And I wish we could achieve that.”
Written by Vie
From a barn to a treasure trove of wisdom
“First we travelled with Rinpoche whenever he was teaching but that wasn’t easy. The first two years of the shedra took place in Poland. Many people complained about accommodation standards and food there only because they did not know what was coming 😊…
The third year of the shedra summer course of the first cycle took place in Dharma City. Many people slept in tents, some in very uncomfortable spaces, some rented a place outside the centre. The toilets were extremely basic where you could hear your neighbours’ efforts clearly and the queues to them during teaching breaks were extreme. Hot water was limited. It was a challenge for us westerners. Food, on the contrary, was always excellent. As far as I remember Dawa, our Tibetan friend was a chef. He was great.
The gompa was very simple but nice. They put some planks on the ground and carpets so when the weather was good it was fine for me. There were beautiful thangkas hanging here and there and what was crucial—there was our teacher. We enthusiastically believed that one day this place would shine with glory.
Things had been done quickly before the course and they broke down constantly. René was running here and there all the time.

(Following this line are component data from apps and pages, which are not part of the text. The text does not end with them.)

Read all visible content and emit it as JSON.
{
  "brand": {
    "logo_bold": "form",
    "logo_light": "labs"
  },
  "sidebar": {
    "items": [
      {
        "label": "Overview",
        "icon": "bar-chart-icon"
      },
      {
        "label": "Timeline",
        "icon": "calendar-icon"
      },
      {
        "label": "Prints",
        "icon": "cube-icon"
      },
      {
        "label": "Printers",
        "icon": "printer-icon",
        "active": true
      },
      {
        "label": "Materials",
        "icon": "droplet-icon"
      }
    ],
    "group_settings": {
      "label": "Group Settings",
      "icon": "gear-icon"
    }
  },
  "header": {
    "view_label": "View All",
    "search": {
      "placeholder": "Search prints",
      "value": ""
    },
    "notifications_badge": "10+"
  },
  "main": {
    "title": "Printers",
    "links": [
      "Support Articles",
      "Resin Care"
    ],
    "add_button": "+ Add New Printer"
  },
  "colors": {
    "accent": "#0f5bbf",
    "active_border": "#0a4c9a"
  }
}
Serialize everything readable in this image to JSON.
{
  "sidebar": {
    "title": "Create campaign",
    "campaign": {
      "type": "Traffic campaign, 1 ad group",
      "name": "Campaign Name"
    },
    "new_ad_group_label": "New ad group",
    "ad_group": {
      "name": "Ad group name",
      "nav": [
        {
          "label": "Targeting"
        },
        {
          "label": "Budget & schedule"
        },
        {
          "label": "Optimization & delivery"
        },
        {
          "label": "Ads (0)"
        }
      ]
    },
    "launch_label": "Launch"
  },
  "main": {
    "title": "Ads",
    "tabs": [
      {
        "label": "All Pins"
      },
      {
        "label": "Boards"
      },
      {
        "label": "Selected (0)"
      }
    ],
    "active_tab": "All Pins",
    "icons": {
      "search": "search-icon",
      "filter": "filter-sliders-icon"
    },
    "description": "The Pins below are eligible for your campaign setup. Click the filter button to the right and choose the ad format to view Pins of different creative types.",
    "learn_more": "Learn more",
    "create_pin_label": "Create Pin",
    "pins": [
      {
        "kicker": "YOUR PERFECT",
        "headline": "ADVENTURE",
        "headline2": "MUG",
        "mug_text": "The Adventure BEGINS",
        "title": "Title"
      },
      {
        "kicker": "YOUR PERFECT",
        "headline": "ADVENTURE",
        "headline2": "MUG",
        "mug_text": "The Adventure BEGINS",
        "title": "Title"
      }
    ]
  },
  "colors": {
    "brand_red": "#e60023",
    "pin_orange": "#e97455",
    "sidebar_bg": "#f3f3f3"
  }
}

People who knew how to fix things were busy day and night.
During the breaks, instead of resting, many people volunteered: they cleaned the bricks that were to be reused, they transported soil or rocks, dug something, cleaned, moved things.
We were all very happy to be there, but it was far from what you can imagine as a nice summer holiday stay.
The centre was bought and it needed a lot of work and money. Courses were extremely expensive, I mean definitely for us, students from Poland. The Belgium building law and bureaucracy had been hard to imagine before we experienced struggling with it. Matthieu was in charge. He put a lot of effort fighting it.
During winter the place could not stay empty and cold. Anne-Marie and René were very kind to agree to live there. The place was harsh. It was cold, dark and lacking comfort. Taking into consideration that they were not in their twenties – it was brave and heroic of them to stay in Dharma City.
One year Rinpoche organised the “Altruistic Activity Retreat” where people came mainly to work. Walls were built, plaster put on walls, simple floors done. Work was progressing nicely. This trend continued even when the course finished. Yura took over the organisation and Bocian came to organise the building process practically.
It has always been Rinpoche’s vision that the place should also work in a way to generate some income. From the very beginning Rinpoche mentioned the idea of a Tea House but all that was possible only much later.
The restaurant, bed and breakfast, bio shop and other projects generate enough profit so that the courses are financially accessible for people of various financial backgrounds.
The place is comfortable and beautiful. The gompa is amazing and it is great to study there. Dormitories are absolutely fine and the facilities are amazing!
It is fun to be there.
Hope I can spend more time there 😊”